When he went back to Spain after nearly three years, most of the men who had come with him stayed on the islands. Columbus still believed he was near the coast of Japan or China, and never during his lifetime did he know that he was the discoverer of America.
But now no royal welcome was given the returning explorer. You see that even from his second trip he had brought back no gold and none of the wealth of the East; and that is what the Spanish people wanted. He was an upstart and a fraud.
However, as Queen Isabella still believed in him and encouraged him, Columbus fitted out six vessels and in 1498 started on his third voyage. This time he sailed farther south and discovered the Orinoco River.
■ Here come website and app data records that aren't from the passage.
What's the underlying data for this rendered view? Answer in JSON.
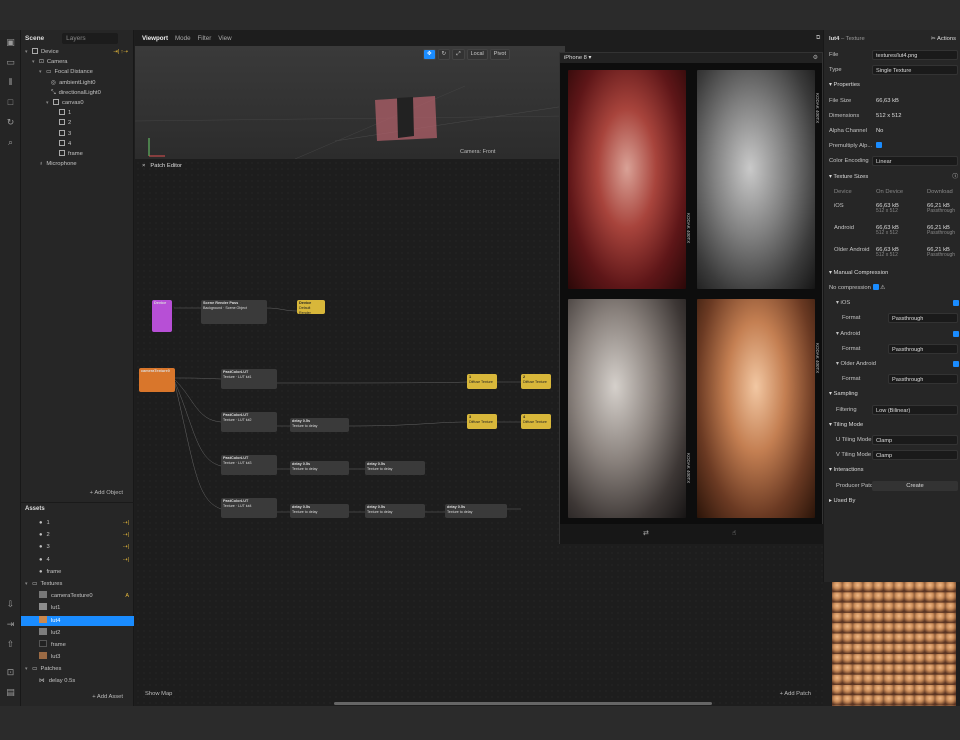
{
  "scene": {
    "tab_scene": "Scene",
    "tab_layers": "Layers",
    "items": [
      {
        "label": "Device",
        "badge": "⇥| ↑⇢"
      },
      {
        "label": "Camera",
        "badge": ""
      },
      {
        "label": "Focal Distance",
        "badge": ""
      },
      {
        "label": "ambientLight0",
        "badge": ""
      },
      {
        "label": "directionalLight0",
        "badge": ""
      },
      {
        "label": "canvas0",
        "badge": ""
      },
      {
        "label": "1",
        "badge": ""
      },
      {
        "label": "2",
        "badge": ""
      },
      {
        "label": "3",
        "badge": ""
      },
      {
        "label": "4",
        "badge": ""
      },
      {
        "label": "frame",
        "badge": ""
      },
      {
        "label": "Microphone",
        "badge": ""
      }
    ],
    "add_object": "+ Add Object"
  },
  "assets": {
    "title": "Assets",
    "items": [
      {
        "label": "1",
        "badge": "⇢|"
      },
      {
        "label": "2",
        "badge": "⇢|"
      },
      {
        "label": "3",
        "badge": "⇢|"
      },
      {
        "label": "4",
        "badge": "⇢|"
      },
      {
        "label": "frame",
        "badge": ""
      },
      {
        "label": "Textures",
        "badge": ""
      },
      {
        "label": "cameraTexture0",
        "badge": "A"
      },
      {
        "label": "lut1",
        "badge": ""
      },
      {
        "label": "lut4",
        "badge": ""
      },
      {
        "label": "lut2",
        "badge": ""
      },
      {
        "label": "frame",
        "badge": ""
      },
      {
        "label": "lut3",
        "badge": ""
      },
      {
        "label": "Patches",
        "badge": ""
      },
      {
        "label": "delay 0.5s",
        "badge": ""
      }
    ],
    "add_asset": "+ Add Asset"
  },
  "viewport": {
    "menu": [
      "Viewport",
      "Mode",
      "Filter",
      "View"
    ],
    "local": "Local",
    "pivot": "Pivot",
    "camera_label": "Camera: Front"
  },
  "patch_editor": {
    "title": "Patch Editor",
    "show_map": "Show Map",
    "add_patch": "+ Add Patch",
    "nodes": [
      {
        "title": "Device",
        "sub": ""
      },
      {
        "title": "Scene Render Pass",
        "sub": "Background · Scene Object"
      },
      {
        "title": "Device",
        "sub": "Default Render"
      },
      {
        "title": "cameraTexture0",
        "sub": ""
      },
      {
        "title": "PastColorLUT",
        "sub": "Texture · LUT lut1"
      },
      {
        "title": "PastColorLUT",
        "sub": "Texture · LUT lut2"
      },
      {
        "title": "PastColorLUT",
        "sub": "Texture · LUT lut3"
      },
      {
        "title": "PastColorLUT",
        "sub": "Texture · LUT lut4"
      },
      {
        "title": "delay 0.5s",
        "sub": "Texture to delay"
      },
      {
        "title": "delay 0.5s",
        "sub": "Texture to delay"
      },
      {
        "title": "delay 0.5s",
        "sub": "Texture to delay"
      },
      {
        "title": "delay 0.5s",
        "sub": "Texture to delay"
      },
      {
        "title": "delay 0.5s",
        "sub": "Texture to delay"
      },
      {
        "title": "delay 0.5s",
        "sub": "Texture to delay"
      },
      {
        "title": "1",
        "sub": "Diffuse Texture"
      },
      {
        "title": "2",
        "sub": "Diffuse Texture"
      },
      {
        "title": "3",
        "sub": "Diffuse Texture"
      },
      {
        "title": "4",
        "sub": "Diffuse Texture"
      }
    ]
  },
  "simulator": {
    "device": "iPhone 8",
    "film_labels": [
      "KODAK 400TX",
      "KODAK 400TX",
      "KODAK 400TX",
      "KODAK 400TX"
    ]
  },
  "properties": {
    "title": "lut4",
    "subtitle": "– Texture",
    "actions": "Actions",
    "file_label": "File",
    "file_value": "textures/lut4.png",
    "type_label": "Type",
    "type_value": "Single Texture",
    "properties_header": "Properties",
    "file_size_label": "File Size",
    "file_size_value": "66,63 kB",
    "dimensions_label": "Dimensions",
    "dimensions_value": "512 x 512",
    "alpha_label": "Alpha Channel",
    "alpha_value": "No",
    "premult_label": "Premultiply Alp...",
    "color_enc_label": "Color Encoding",
    "color_enc_value": "Linear",
    "tex_sizes_header": "Texture Sizes",
    "col_device": "Device",
    "col_on_device": "On Device",
    "col_download": "Download",
    "size_rows": [
      {
        "device": "iOS",
        "on": "66,63 kB",
        "on_sub": "512 x 512",
        "dl": "66,21 kB",
        "dl_sub": "Passthrough"
      },
      {
        "device": "Android",
        "on": "66,63 kB",
        "on_sub": "512 x 512",
        "dl": "66,21 kB",
        "dl_sub": "Passthrough"
      },
      {
        "device": "Older Android",
        "on": "66,63 kB",
        "on_sub": "512 x 512",
        "dl": "66,21 kB",
        "dl_sub": "Passthrough"
      }
    ],
    "manual_header": "Manual Compression",
    "no_comp_label": "No compression",
    "ios_label": "iOS",
    "android_label": "Android",
    "older_android_label": "Older Android",
    "format_label": "Format",
    "format_value": "Passthrough",
    "sampling_header": "Sampling",
    "filtering_label": "Filtering",
    "filtering_value": "Low (Bilinear)",
    "tiling_header": "Tiling Mode",
    "u_tiling_label": "U Tiling Mode",
    "v_tiling_label": "V Tiling Mode",
    "tiling_value": "Clamp",
    "interactions_header": "Interactions",
    "producer_label": "Producer Patch",
    "create_label": "Create",
    "used_by_header": "Used By"
  }
}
Leaving the Orinoco River, Columbus cruised to the West Indies. There the colonists had turned against him, and when he came among them they put him in chains and sent him back to Spain. Columbus wore his chains with dignity and patience. But when he reached Spain the Queen was so indignant at his treatment that he was immediately released.
In 1502 Columbus made one more voyage. Again he returned without having reached the Chinese Empire and with no gold. Isabella soon died, and the King took no more notice of the great man.
Columbus was now an old man, his health was broken, and he was very poor. In 1506 he died. He had discovered a new world, and all the thanks he received was to be ignored.
Through his efforts, Spain became one of the wealthiest and strongest countries in Europe. She founded great colonies across the ocean, which carried on a wonderful trade with the Old World.
And not Spain alone, but all Europe, profited indirectly by the discoveries of Columbus. Even before his death different nations began sending out explorers to plant their banners on any lands they might find and thus to extend their power in the New World to the west.
You would suppose that our continent would have been named after Columbus. Instead it was called America after a certain Florentine adventurer, Americus Vespucius, who crossed the ocean after Columbus, and who wrote a book about his travels.